Heatstroke in Dogs
We’ve experienced record temperatures in Los Angeles this year. This means that many dogs at are a higher risk for heatstroke. Heatstroke is an emergency situation that can be fatal. A dog’s body isn’t designed to cool down as efficiently as a human’s body. Their body’s are much better at insulating them from the cold than radiating excess heat away. Happily, preventing heatstroke is actually fairly simple! In this article, you will learn about the most common risk factors for heatstroke (including breed, lifestyle, etc). You will also learn about symptoms of heatstroke, along with what to do if you believe your dog is showing symptoms of heatstroke. In the next few minutes, you will learn advice that could save your dog’s life!
There are certain breeds of dogs that are at increased risk for heatstroke, typically because of their amount of fur, the length of their nose, or their weight. These include:
- Any dogs that are overweight/obese
- English Bulldogs
- French Bulldogs
- Boston Terriers
- Shih Tzus
Dogs are at extreme risk when it’s hot and they have limited access to shade and water. In order for a dog’s cooling mechanisms to work, they need access to a cool and shaded place, along with water to keep their system hydrated. One way a dog radiates heat is through their feat pads, so when they can’t avoid heated ground (such as pavement), it can create a dangerous situation for them.
Certain lifestyle-s put dogs at heightened risk as well, such as dogs who are very active for any reason.
You may very well be aware that it’s dangerous to leave a dog in a hot car. However, what most pet owners don’t know is just how deadly this can be, even with temperatures usually just considered warm, or with windows partially cracked.
On a typical 85-degree day, it will take about ten minutes for the inside of a parked car to heat to 102 degrees. Within a half hour, it can climb to a blistering 120 degrees. And rolling the windows down part way actually doesn’t help much – your car will still essentially function as an oven. It is even dangerous to leave a dog in a car covered by shade during a hot (or warm) day.
Important note: If you ever see a pet (or child) inside an unattended car or vehicle in extreme weather, for any period of time, we urge you to immediately call law enorcement. It is an emergency situation.
Dogs suffering from severe heatstroke usually exhibit obvious symptoms. However, even mind heatstroke is an emergency situation, and you need to pay close attention to your dog for any of the following symptoms if they are at risk biologically or environmentally.
- Rapid or excessive panting
- Sticky or goopy saliva
- Pale or red gums
- Bright red tongue
- Vomiting (especially with blood)
What to do
If you believe your dog could have heatstroke, you need to act quickly. Heatstroke can be fatal in only minutes. You will need to take your dog to see us (or a local veterinarian if you’re traveling), but first, you must take the following steps:
- Get your dog out of the hot environment immediately.
- Take your dog to a spot that is cool that has access to running water (ideally a tub). A hose works if a tub is impractical. Immediately begin running cool (but not cold!) water over their entire body. Spend extra time at their head and the back of their neck – this is where many large arteries are, so it will help them cool faster. Again, it is crucial that you don’t use cold water, as this can actually make the situation even more dangerous.

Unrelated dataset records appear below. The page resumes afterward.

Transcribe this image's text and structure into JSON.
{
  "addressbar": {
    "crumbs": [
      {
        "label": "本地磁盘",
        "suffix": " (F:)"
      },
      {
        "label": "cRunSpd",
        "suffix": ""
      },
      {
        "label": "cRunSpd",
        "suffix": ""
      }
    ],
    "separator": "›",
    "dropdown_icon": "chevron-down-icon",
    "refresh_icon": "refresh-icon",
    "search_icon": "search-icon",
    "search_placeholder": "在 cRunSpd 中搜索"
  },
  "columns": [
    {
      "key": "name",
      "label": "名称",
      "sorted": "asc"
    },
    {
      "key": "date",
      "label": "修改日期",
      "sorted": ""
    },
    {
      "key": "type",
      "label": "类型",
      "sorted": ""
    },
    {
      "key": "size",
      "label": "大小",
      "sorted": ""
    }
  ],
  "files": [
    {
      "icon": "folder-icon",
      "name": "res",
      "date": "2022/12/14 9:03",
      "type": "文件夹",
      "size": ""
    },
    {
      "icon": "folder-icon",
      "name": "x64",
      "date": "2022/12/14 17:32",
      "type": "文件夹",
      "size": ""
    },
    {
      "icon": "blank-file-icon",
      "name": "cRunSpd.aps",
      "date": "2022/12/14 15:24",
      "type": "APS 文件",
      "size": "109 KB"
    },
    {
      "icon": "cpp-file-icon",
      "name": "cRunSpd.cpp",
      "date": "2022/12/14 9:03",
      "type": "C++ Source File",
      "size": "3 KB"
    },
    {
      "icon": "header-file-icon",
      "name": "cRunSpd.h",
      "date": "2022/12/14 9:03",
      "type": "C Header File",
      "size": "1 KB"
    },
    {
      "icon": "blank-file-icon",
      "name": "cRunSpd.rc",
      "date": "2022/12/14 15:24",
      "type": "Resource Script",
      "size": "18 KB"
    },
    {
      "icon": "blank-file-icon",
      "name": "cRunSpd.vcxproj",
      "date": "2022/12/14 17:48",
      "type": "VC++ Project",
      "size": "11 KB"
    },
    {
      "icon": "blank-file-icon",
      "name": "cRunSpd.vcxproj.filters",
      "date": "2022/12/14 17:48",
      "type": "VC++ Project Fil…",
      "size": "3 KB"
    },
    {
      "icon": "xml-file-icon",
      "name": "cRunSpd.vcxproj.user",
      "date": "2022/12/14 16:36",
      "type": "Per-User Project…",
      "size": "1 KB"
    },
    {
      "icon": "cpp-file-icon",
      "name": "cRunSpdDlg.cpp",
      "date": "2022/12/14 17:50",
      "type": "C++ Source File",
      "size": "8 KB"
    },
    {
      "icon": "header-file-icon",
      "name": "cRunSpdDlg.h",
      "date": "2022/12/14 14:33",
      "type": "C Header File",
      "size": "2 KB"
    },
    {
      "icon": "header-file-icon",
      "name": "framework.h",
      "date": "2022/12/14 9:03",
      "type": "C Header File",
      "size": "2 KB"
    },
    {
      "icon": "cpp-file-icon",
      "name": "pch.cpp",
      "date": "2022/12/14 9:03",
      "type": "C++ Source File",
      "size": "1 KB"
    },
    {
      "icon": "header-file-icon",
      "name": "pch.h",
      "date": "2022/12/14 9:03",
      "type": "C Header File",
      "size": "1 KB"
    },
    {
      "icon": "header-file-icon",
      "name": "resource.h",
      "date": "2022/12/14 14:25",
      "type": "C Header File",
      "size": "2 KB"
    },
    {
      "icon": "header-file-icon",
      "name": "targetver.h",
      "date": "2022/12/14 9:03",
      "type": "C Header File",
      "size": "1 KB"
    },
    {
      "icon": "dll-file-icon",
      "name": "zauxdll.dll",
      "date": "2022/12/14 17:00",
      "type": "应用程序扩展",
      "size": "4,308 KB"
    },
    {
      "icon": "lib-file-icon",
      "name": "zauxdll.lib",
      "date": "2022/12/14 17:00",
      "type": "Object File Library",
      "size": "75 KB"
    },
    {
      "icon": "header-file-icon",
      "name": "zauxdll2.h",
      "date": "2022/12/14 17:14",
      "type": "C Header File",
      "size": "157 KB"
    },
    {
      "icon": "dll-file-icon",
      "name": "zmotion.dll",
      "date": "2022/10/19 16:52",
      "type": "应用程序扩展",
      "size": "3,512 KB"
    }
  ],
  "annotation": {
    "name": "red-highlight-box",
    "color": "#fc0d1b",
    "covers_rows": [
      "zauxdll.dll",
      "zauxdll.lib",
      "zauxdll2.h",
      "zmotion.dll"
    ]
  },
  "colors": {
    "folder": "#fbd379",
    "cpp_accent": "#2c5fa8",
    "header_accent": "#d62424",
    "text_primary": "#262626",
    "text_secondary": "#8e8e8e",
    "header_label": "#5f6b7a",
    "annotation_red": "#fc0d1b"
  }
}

- If you have put your dog in a bathtub, make sure their head is elevated above the water level at all times. Do not allow water to enter their nose, even when rinsing.
- Take your dog’s temperature with a rectal thermometer (if you don’t have one, we recommend buying one now) every five minutes. As soon as your dog’s temperature reaches 103 degrees, you can stop the cooling measures.
- Take your dog to a cool, shaded place with drinking water. Allow them to drink as much water as they like. Dry them completely with a clean towel.
- Apply a cold pack (such as frozen vegetables) to the top of their head.
- Massage your dog’s legs vigorously. This will increase circulation, which decreases the risk of shock.
- Call us (or a local vet if you’re traveling) immediately for further instructions. Even if your dog seems fine, it’s important to realize that heatstroke can often cause dangerous secondary conditions that you can’t see with the naked eye.
Once at the veterinary hospital, we will begin administering intravenous fluids and electrolytes. Once we believe your dog’s condition to be stable, we will begin checking for secondary conditions. These include brain swelling, clotting problems, blood pressure levels, kidney failure, and neurological issues. If there are signs of a secondary condition, we will immediately act to treat your dog. Remember, with heatstroke, fast action is everything!
Heatstroke is a scary topic. We get that. Every year, so many dogs are lost to it. However, if you follow this guide, take preventative measures, and are quick to take action, you are taking an important step in protecting your beloved companion. Please make sure to bookmark this guide, and share with your friends. And remember, if you ever need us for anything, we are always here for you.
-The Harbor Pines Team